(Work to be completed)
With all images omitted, write out the records word for word.

Stored data entries:
+===+
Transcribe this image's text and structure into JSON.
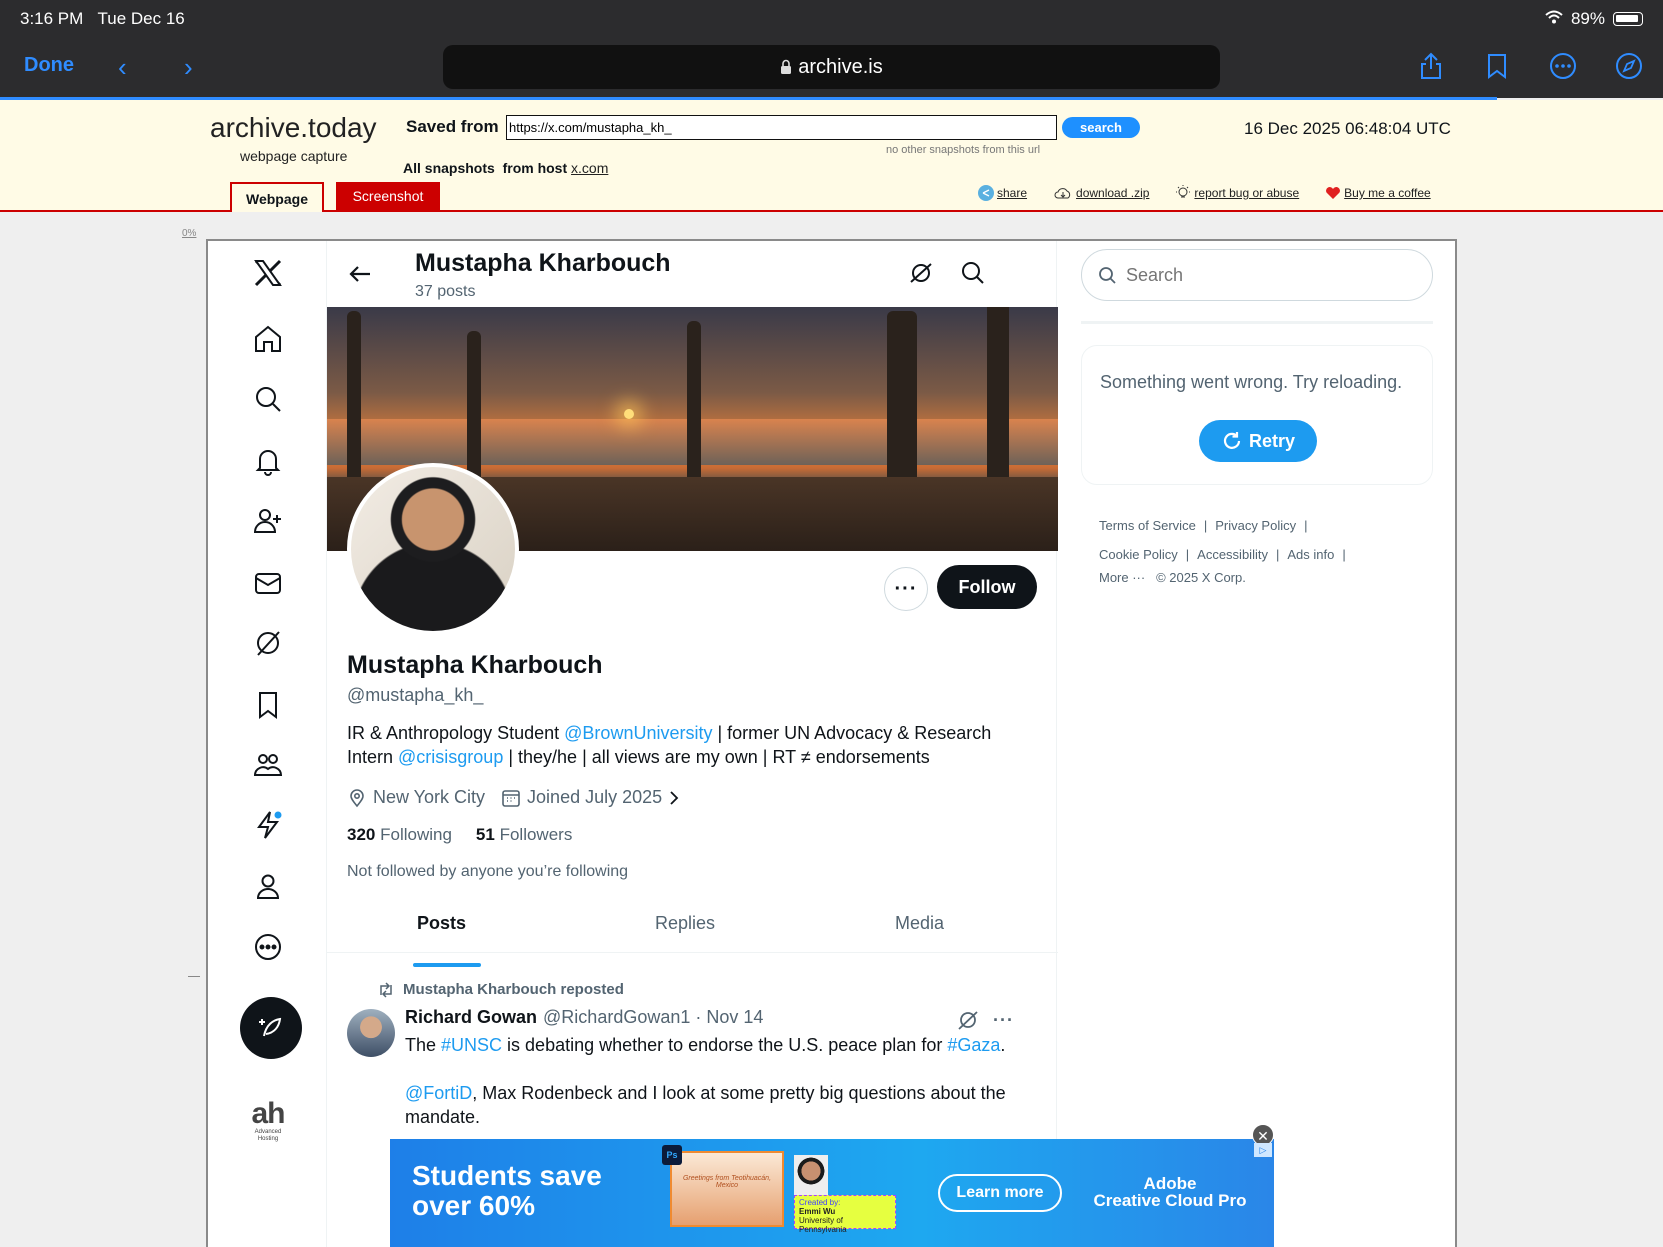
{
  "status": {
    "time": "3:16 PM",
    "day": "Tue Dec 16",
    "battery": "89%"
  },
  "safari": {
    "done_label": "Done",
    "url": "archive.is",
    "icons": [
      "share-icon",
      "bookmarks-icon",
      "more-icon",
      "compass-icon"
    ]
  },
  "archive": {
    "title": "archive.today",
    "subtitle": "webpage capture",
    "saved_from_label": "Saved from",
    "url_value": "https://x.com/mustapha_kh_",
    "search_label": "search",
    "no_snapshots": "no other snapshots from this url",
    "capture_date": "16 Dec 2025 06:48:04 UTC",
    "all_snapshots_label": "All snapshots",
    "from_host_label": "from host",
    "host": "x.com",
    "tab_webpage": "Webpage",
    "tab_screenshot": "Screenshot",
    "links": {
      "share": "share",
      "download": "download .zip",
      "report": "report bug or abuse",
      "coffee": "Buy me a coffee"
    },
    "progress": "0%",
    "accent_color": "#cc0000"
  },
  "profile": {
    "header_name": "Mustapha Kharbouch",
    "post_count": "37 posts",
    "name": "Mustapha Kharbouch",
    "handle": "@mustapha_kh_",
    "follow_label": "Follow",
    "more_label": "···",
    "bio": {
      "part1": "IR & Anthropology Student ",
      "mention1": "@BrownUniversity",
      "part2": " | former UN Advocacy & Research Intern ",
      "mention2": "@crisisgroup",
      "part3": " | they/he | all views are my own | RT ≠ endorsements"
    },
    "location": "New York City",
    "joined": "Joined July 2025",
    "following_count": "320",
    "following_label": "Following",
    "followers_count": "51",
    "followers_label": "Followers",
    "not_followed": "Not followed by anyone you’re following"
  },
  "tabs": [
    {
      "label": "Posts"
    },
    {
      "label": "Replies"
    },
    {
      "label": "Media"
    }
  ],
  "tweet": {
    "repost_line": "Mustapha Kharbouch reposted",
    "author": "Richard Gowan",
    "handle_date": "@RichardGowan1 · Nov 14",
    "text1_a": "The ",
    "tag1": "#UNSC",
    "text1_b": " is debating whether to endorse the U.S. peace plan for ",
    "tag2": "#Gaza",
    "text1_c": ".",
    "mention": "@FortiD",
    "text2": ", Max Rodenbeck and I look at some pretty big questions about the mandate.",
    "more_label": "···"
  },
  "sidebar": {
    "search_placeholder": "Search",
    "error_message": "Something went wrong. Try reloading.",
    "retry_label": "Retry",
    "footer": [
      "Terms of Service",
      "Privacy Policy",
      "Cookie Policy",
      "Accessibility",
      "Ads info",
      "More ···",
      "© 2025 X Corp."
    ]
  },
  "left_nav_icons": [
    "x-logo-icon",
    "home-icon",
    "explore-icon",
    "notifications-icon",
    "follow-icon",
    "messages-icon",
    "grok-icon",
    "bookmarks-icon",
    "communities-icon",
    "premium-icon",
    "profile-icon",
    "more-icon"
  ],
  "ah_logo": {
    "big": "ah",
    "small": "Advanced Hosting"
  },
  "ad": {
    "headline_line1": "Students save",
    "headline_line2": "over 60%",
    "learn_more": "Learn more",
    "brand_line1": "Adobe",
    "brand_line2": "Creative Cloud Pro",
    "image_badge": "Ps",
    "image_caption": "Greetings from Teotihuacán, Mexico",
    "created_by": "Created by:",
    "creator_name": "Emmi Wu",
    "creator_school": "University of Pennsylvania",
    "close_label": "✕"
  },
  "colors": {
    "link_blue": "#1d9bf0",
    "safari_blue": "#2f8cff",
    "archive_bg": "#fffbe6"
  }
}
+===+
(Written solution)
Transcribe this image's text and structure into JSON.
{
  "status": {
    "time": "3:16 PM",
    "day": "Tue Dec 16",
    "battery": "89%"
  },
  "safari": {
    "done_label": "Done",
    "url": "archive.is",
    "icons": [
      "share-icon",
      "bookmarks-icon",
      "more-icon",
      "compass-icon"
    ]
  },
  "archive": {
    "title": "archive.today",
    "subtitle": "webpage capture",
    "saved_from_label": "Saved from",
    "url_value": "https://x.com/mustapha_kh_",
    "search_label": "search",
    "no_snapshots": "no other snapshots from this url",
    "capture_date": "16 Dec 2025 06:48:04 UTC",
    "all_snapshots_label": "All snapshots",
    "from_host_label": "from host",
    "host": "x.com",
    "tab_webpage": "Webpage",
    "tab_screenshot": "Screenshot",
    "links": {
      "share": "share",
      "download": "download .zip",
      "report": "report bug or abuse",
      "coffee": "Buy me a coffee"
    },
    "progress": "0%",
    "accent_color": "#cc0000"
  },
  "profile": {
    "header_name": "Mustapha Kharbouch",
    "post_count": "37 posts",
    "name": "Mustapha Kharbouch",
    "handle": "@mustapha_kh_",
    "follow_label": "Follow",
    "more_label": "···",
    "bio": {
      "part1": "IR & Anthropology Student ",
      "mention1": "@BrownUniversity",
      "part2": " | former UN Advocacy & Research Intern ",
      "mention2": "@crisisgroup",
      "part3": " | they/he | all views are my own | RT ≠ endorsements"
    },
    "location": "New York City",
    "joined": "Joined July 2025",
    "following_count": "320",
    "following_label": "Following",
    "followers_count": "51",
    "followers_label": "Followers",
    "not_followed": "Not followed by anyone you’re following"
  },
  "tabs": [
    {
      "label": "Posts"
    },
    {
      "label": "Replies"
    },
    {
      "label": "Media"
    }
  ],
  "tweet": {
    "repost_line": "Mustapha Kharbouch reposted",
    "author": "Richard Gowan",
    "handle_date": "@RichardGowan1 · Nov 14",
    "text1_a": "The ",
    "tag1": "#UNSC",
    "text1_b": " is debating whether to endorse the U.S. peace plan for ",
    "tag2": "#Gaza",
    "text1_c": ".",
    "mention": "@FortiD",
    "text2": ", Max Rodenbeck and I look at some pretty big questions about the mandate.",
    "more_label": "···"
  },
  "sidebar": {
    "search_placeholder": "Search",
    "error_message": "Something went wrong. Try reloading.",
    "retry_label": "Retry",
    "footer": [
      "Terms of Service",
      "Privacy Policy",
      "Cookie Policy",
      "Accessibility",
      "Ads info",
      "More ···",
      "© 2025 X Corp."
    ]
  },
  "left_nav_icons": [
    "x-logo-icon",
    "home-icon",
    "explore-icon",
    "notifications-icon",
    "follow-icon",
    "messages-icon",
    "grok-icon",
    "bookmarks-icon",
    "communities-icon",
    "premium-icon",
    "profile-icon",
    "more-icon"
  ],
  "ah_logo": {
    "big": "ah",
    "small": "Advanced Hosting"
  },
  "ad": {
    "headline_line1": "Students save",
    "headline_line2": "over 60%",
    "learn_more": "Learn more",
    "brand_line1": "Adobe",
    "brand_line2": "Creative Cloud Pro",
    "image_badge": "Ps",
    "image_caption": "Greetings from Teotihuacán, Mexico",
    "created_by": "Created by:",
    "creator_name": "Emmi Wu",
    "creator_school": "University of Pennsylvania",
    "close_label": "✕"
  },
  "colors": {
    "link_blue": "#1d9bf0",
    "safari_blue": "#2f8cff",
    "archive_bg": "#fffbe6"
  }
}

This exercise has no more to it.